▸ REQUIRED WORK
From the first line to the last, print the listing exactly.

=== Begin Enclosure ===

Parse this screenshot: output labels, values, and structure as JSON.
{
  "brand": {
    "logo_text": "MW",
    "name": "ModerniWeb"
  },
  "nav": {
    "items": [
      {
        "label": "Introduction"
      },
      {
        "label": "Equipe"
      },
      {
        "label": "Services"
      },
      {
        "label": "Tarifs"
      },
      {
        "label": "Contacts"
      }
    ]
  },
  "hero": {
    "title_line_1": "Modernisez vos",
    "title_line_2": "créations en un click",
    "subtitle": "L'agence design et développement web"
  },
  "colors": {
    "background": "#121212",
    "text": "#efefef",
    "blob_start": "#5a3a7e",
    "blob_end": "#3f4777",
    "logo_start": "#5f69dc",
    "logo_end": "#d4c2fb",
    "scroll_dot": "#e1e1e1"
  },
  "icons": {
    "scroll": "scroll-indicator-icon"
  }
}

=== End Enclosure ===

▸ YOUR SOLUTION
Parse this screenshot: output labels, values, and structure as JSON.
{
  "brand": {
    "logo_text": "MW",
    "name": "ModerniWeb"
  },
  "nav": {
    "items": [
      {
        "label": "Introduction"
      },
      {
        "label": "Equipe"
      },
      {
        "label": "Services"
      },
      {
        "label": "Tarifs"
      },
      {
        "label": "Contacts"
      }
    ]
  },
  "hero": {
    "title_line_1": "Modernisez vos",
    "title_line_2": "créations en un click",
    "subtitle": "L'agence design et développement web"
  },
  "colors": {
    "background": "#121212",
    "text": "#efefef",
    "blob_start": "#5a3a7e",
    "blob_end": "#3f4777",
    "logo_start": "#5f69dc",
    "logo_end": "#d4c2fb",
    "scroll_dot": "#e1e1e1"
  },
  "icons": {
    "scroll": "scroll-indicator-icon"
  }
}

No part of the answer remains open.